To evaluate the pathogenic effects of circulating AGEs and esRAGE on bone in a population of older men, study investigators examined specific associations between plasma N-carboxymethyllisine (a prominent AGE), methylglyoxal and glyoxal (intermediate glycation products), and esRAGE with diabetes, bone turnover, and risk for hip fracture.
Researchers recruited 3384 men aged 70-89 years from the Health in Men Study, a community cohort from Perth, Western Australia, and identified their incidence of hip fracture via the Western Australian Data Linkage System. They used immunoassays to measure the activity of bone turnover markers, including collagen type I C-terminal cross-linked telopeptide, N-terminal propeptide of type I collagen (P1NP), undercarboxylated osteocalcin (ucOC), and total osteocalcin (OC), as well as glycation markers, including plasma N-carboxymethyllisine and esRAGE. Intermediate products of glycation, methylglyoxal and glyoxal, were assayed using mass spectrometry.
Plasma N-carboxymethyllisine concentrations were measured in a subset of 3011 men, methygloxal and glyoxal were measured in 766 men, and esRAGE was measured in 748 men. In total, 502 men had diabetes; however, they showed no significant difference in circulating AGEs and esRAGE values.
After adjusting for possible confounders, plasma N-carboxymethyllisine was positively associated with fasting serum glucose (r=0.06, P <.001). EsRAGE was inversely associated with fasting serum glucose (r=–0.08, P <.0045) but positively associated with bone turnover, especially bone formation (P1NP r=0.17, P <.001; ucOC r=0.11, P=.008; total OC 0.16, P <.001). The association between esRAGE and bone turnover markers in men with diabetes was stronger compared with men without diabetes. No associations were observed for glyoxal and methylglyoxal assays. Of 3011 men with plasma N-carboxymethyllisine, incident hip fractures were reported by 106 men during follow-up. Fracture risk was stratified according to quartiles of plasma N-carboymehtyllisine; men in the third quartile showed the lowest cumulative risk and had fewer hip fractures compared with men in the lowest quartile (hazard ratio 0.49, 95% CI, 0.24-0.99; P =.045).
Limitations of the study were analyzing a single blood sample at baseline, lack of serial data, and that only a random subset of patients was assessed using assays. Another limitation was including a cohort of only older men; therefore, the results may not be generalized to a younger population or women. Hemoglobin A1c was not analyzed, and fasting glucose levels may be a less accurate maker of glycemia and disease severity. Finally, the nature of an observational study limits inferences of causation.
In older men, glycemia is correlated positively with plasma N-carboxymethyllisine concentrations and inversely with AGE decoy receptors, or esRAGE. In addition, esRAGE was independently associated with markers of bone formation, while a non-linear correlation was observed between plasma N-carboxymethyllisine and incidence of hip fracture, indicating that AGEs affect bone metabolism in a way that increases bone fragility.

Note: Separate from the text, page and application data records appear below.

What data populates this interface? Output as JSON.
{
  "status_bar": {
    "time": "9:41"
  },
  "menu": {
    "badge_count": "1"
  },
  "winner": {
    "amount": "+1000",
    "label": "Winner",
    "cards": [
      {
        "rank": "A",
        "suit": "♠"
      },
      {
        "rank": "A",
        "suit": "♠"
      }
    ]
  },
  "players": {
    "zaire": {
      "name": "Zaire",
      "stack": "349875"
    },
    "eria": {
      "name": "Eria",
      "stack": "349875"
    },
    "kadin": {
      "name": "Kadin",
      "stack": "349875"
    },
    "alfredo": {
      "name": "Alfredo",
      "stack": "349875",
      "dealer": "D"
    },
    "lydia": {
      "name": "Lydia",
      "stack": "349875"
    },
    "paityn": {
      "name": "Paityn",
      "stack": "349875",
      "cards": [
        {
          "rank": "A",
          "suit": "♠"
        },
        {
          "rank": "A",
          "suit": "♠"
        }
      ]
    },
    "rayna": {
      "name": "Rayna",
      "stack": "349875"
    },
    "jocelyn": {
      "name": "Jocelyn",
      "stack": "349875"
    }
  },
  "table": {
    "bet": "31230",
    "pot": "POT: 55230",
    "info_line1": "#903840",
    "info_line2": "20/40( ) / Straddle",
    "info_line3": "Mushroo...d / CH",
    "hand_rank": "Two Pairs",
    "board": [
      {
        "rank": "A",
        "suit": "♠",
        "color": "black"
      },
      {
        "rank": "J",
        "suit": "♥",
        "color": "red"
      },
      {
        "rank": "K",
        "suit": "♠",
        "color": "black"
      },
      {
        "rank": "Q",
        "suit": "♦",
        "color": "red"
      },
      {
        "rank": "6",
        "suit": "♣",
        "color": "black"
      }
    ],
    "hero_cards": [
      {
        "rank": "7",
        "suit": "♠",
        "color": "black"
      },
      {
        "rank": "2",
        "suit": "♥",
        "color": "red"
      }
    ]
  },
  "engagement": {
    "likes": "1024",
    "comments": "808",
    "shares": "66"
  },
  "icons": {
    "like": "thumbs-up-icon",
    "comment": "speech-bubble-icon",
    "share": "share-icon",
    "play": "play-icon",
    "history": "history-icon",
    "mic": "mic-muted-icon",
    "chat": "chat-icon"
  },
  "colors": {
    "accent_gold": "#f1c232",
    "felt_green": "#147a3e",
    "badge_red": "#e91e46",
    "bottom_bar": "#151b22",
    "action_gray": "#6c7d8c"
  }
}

This study was funded by the Sylvia and Charles Viertel Charitable Foundation and the National Heart Foundation of Australia. Please refer to reference for a complete list of authors’ disclosures.
Lamb LS, Alfonso H, Norman PE, et al. Advanced glycation end products and esRAGE are associated with bone turnover and incidence of hip fracture in older men [published online August 20, 2018]. J Clin Endocrinol Metab. doi: 10.1210/jc.2018-00674